The first European to visit the islands was the Spanish navigator Álvaro de Mendaña de Neira, coming from Peru in 1568. The people of Solomon Islands had engaged in headhunting and cannibalism before the arrival of the Europeans.[3]

Missionaries began visiting the Solomons in the mid-19th century. They made little progress at first, because "blackbirding" (the often brutal recruitment of laborers for the sugar plantations in Queensland and Fiji) led to a series of reprisals and massacres. In 1885, the Germans declared a protectorate over the Northern Solomon Islands, while the evils of the labor trade prompted the United Kingdom to declare a protectorate over the southern Solomons in June 1893, the British Solomon Islands Protectorate.

In 1900, under the Treaty of Berlin (1899), the Germans transferred a number of their Solomon Islands to the British Solomon Islands Protectorate. The remaining German Solomon Islands at the extreme northwest of the archipelago fell to Australia early on in the first world war, and after the war the League of Nations formally mandated those islands to Australia along with the rest of German New Guinea. German New Guinea then became Australian New Guinea.

Australian New Guinea was administered separately from the neighbouring Territory of Papua until the year 1949 when the two territories were formally united into the Territory of Papua and New Guinea. The Territory of Papua and New Guinea became independent from Australia in the year 1975 as the modern state of Papua New Guinea. The German Solomon Islands that were retained by Germany after the Treaty of Berlin (1899), nowadays belong to the Autonomous Region of Bougainville, which is a part of Papua New Guinea.

Demographics[edit]

The population of the Solomons is mostly Melanesian, although minority Polynesian and Micronesian communities exist. There has also been a large influx of Chinese immigrants.

Language[edit]

Many Melanesian languages (predominantly of the Southeast Solomonic group) and Polynesian languages are native to the area. Immigrant populations speak Micronesian languages. English is an official language in both areas of the archipelago.

Religion[edit]

The predominant religion on the islands is Christianity, with most belonging to the Protestant Church of Melanesia.

Governance[edit]

Governance of the Solomon Islands archipelago is split between the state of Solomon Islands and the Autonomous Region of Bougainville in Papua New Guinea.

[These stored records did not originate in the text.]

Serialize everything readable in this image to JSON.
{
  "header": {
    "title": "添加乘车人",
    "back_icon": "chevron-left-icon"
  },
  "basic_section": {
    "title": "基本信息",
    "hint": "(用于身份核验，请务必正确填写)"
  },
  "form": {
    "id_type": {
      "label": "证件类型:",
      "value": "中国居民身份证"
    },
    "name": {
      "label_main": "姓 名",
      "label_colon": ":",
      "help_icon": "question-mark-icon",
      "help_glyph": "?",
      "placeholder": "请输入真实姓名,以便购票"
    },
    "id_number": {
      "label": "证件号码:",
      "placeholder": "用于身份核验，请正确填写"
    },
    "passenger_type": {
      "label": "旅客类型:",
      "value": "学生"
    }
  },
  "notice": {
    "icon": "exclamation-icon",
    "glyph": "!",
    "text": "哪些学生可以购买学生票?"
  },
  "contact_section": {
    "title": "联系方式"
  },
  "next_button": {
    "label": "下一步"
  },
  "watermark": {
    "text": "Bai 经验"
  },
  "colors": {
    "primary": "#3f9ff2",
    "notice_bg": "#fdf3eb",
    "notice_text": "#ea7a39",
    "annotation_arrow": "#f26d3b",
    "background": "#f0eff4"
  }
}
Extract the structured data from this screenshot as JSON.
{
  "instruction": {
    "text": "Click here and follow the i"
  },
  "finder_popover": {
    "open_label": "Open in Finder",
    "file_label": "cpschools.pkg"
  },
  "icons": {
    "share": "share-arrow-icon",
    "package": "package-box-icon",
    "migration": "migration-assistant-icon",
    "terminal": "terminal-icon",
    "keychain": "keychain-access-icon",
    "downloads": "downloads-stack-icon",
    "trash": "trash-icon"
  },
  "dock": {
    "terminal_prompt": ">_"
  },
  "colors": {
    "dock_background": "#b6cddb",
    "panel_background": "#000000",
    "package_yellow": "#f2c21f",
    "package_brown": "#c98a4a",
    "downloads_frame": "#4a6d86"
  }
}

Both countries are constitutional monarchies and Commonwealth realms. Bougainville is considering independence from Papua New Guinea.

See also[edit]

References[edit]

Coordinates: 8°00′S 159°00′E / 8.000°S 159.000°E / -8.000; 159.000